You really can’t blame Dino for “protecting” her fire station. She refused to let Jason into the building until he managed to crawl to the refrigerator and grab some bologna. She and Jason were good friends after that - as long as Jason kept feeding her bologna. Rob came back to the station to find Jason and Dino sitting on the couch, a steady stream of lunchmeat passing between them.
Other Dino stories were more poignant, like the one about how she got Nicholle over her childhood fear of big dogs. As a young girl, Nicholle attended Girl Scout meetings at a neighbor’s house. Each time she arrived, she was bowled over by the family’s four big dogs, and not surprisingly developed a fear of large canines.
Dino changed all that with her sweet personality. Nicholle said Dino always thought she was a lap dog, despite her 125-pound frame. Rottweilers often get a bad rap due to their fearsome look and natural protective instincts, but Dino was a walking PR campaign for the breed. She was smart, loyal and gentle, and got along well with Nicholle’s three cats, Moose, George and Misty.

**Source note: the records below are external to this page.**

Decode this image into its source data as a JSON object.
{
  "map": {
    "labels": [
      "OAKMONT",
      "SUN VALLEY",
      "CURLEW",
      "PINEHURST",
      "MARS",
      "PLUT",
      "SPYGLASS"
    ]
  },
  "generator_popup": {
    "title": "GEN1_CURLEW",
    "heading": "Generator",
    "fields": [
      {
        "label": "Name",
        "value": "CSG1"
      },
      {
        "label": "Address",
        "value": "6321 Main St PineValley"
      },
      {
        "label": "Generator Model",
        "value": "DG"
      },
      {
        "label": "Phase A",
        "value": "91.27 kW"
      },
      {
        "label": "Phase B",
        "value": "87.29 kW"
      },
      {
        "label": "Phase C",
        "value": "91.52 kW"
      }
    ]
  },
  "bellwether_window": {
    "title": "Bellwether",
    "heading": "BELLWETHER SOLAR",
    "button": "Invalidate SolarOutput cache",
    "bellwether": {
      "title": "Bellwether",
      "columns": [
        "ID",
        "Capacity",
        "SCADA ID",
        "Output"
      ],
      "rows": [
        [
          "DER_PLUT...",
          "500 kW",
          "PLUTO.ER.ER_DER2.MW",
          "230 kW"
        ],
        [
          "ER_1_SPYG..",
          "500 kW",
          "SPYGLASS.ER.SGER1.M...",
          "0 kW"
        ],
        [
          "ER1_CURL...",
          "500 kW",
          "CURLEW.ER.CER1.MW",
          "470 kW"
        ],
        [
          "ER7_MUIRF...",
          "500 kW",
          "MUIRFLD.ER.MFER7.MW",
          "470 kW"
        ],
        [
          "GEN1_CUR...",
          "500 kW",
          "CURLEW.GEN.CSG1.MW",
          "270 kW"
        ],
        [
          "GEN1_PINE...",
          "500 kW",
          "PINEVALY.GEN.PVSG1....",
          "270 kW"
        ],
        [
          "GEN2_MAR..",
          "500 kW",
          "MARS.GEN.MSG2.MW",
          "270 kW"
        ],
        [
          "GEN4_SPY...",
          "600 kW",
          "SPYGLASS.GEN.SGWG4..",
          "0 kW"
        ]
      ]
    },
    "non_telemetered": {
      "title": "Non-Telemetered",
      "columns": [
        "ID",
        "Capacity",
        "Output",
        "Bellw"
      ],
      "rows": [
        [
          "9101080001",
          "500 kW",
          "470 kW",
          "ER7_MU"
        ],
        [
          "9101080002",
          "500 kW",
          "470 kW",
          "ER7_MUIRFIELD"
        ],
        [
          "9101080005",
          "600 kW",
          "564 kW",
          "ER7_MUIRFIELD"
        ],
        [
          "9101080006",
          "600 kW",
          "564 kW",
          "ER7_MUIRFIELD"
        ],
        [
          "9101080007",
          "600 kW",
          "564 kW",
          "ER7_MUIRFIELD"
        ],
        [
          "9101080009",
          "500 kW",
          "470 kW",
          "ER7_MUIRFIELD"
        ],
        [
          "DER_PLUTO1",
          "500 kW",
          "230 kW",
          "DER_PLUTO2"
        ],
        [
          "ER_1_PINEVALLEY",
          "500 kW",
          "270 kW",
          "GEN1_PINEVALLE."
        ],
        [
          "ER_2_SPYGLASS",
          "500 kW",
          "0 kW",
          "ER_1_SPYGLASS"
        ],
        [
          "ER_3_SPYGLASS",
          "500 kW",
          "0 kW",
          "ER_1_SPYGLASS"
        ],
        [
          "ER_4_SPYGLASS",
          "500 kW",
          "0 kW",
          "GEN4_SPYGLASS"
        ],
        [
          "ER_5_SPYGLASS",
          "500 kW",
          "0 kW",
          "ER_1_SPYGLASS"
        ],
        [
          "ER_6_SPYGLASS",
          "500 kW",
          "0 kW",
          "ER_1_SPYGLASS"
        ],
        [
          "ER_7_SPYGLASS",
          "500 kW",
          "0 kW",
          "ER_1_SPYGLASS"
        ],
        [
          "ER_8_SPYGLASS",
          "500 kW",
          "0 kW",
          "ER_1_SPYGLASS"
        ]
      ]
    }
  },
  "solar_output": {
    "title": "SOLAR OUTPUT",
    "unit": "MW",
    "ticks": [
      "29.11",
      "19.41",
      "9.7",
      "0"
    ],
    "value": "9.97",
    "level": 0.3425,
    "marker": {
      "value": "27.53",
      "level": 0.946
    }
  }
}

They say all dogs go to Heaven. I am privileged to be able to say that I knew one of its newest angels.
(Emily Goodson is the assistant editor of the Tribune & Georgian and a regular Friday columnist.)
May 28 2007
Wow! Another Rottweiler Hero makes the news!
The Salisbury Post in North Carolina reports that one of the Rowan County Sheriff’s Office beloved deputies retired earlier this month after nearly 80 years on the force.
This retiree will enjoy his time chasing squirrels and playing with the house cat.
Vito, a black-and-chocolate Rottweiler who is one of three K-9s in the department, officially retired May 1.
He’s been by handler Lt. Neal Goodman’s side for 11 years; that’s about 84 years if he were a man. Vito will be 13 years old in August.
“He’s been a good partner. He’s got some big paw prints to fill,” Goodman said.
North American Police Work Dog Association in obedience, article search, area search and aggression control. He’s also certified as a narcotics detector, patrol and tracking.
In Vito’s career, he’s accomplished 75 narcotic searches, 50 school searches, found three lost children, performed 98 public demonstrations, just to name a few.
“He’s been a good ambassador for the sheriff’s office and the Rottweiler breed,” he said.
The most memorable of those captures for Goodman were the suspects Vito found hiding in a tree and the lost children who were found.
Vito was not without parting gifts. Many in the administrative staff gave him toys and tennis balls, which he promptly chewed to bits.
To Vito and Lt. Goodman - The American Rottweiler Club salutes you both! Well done, well done, indeed!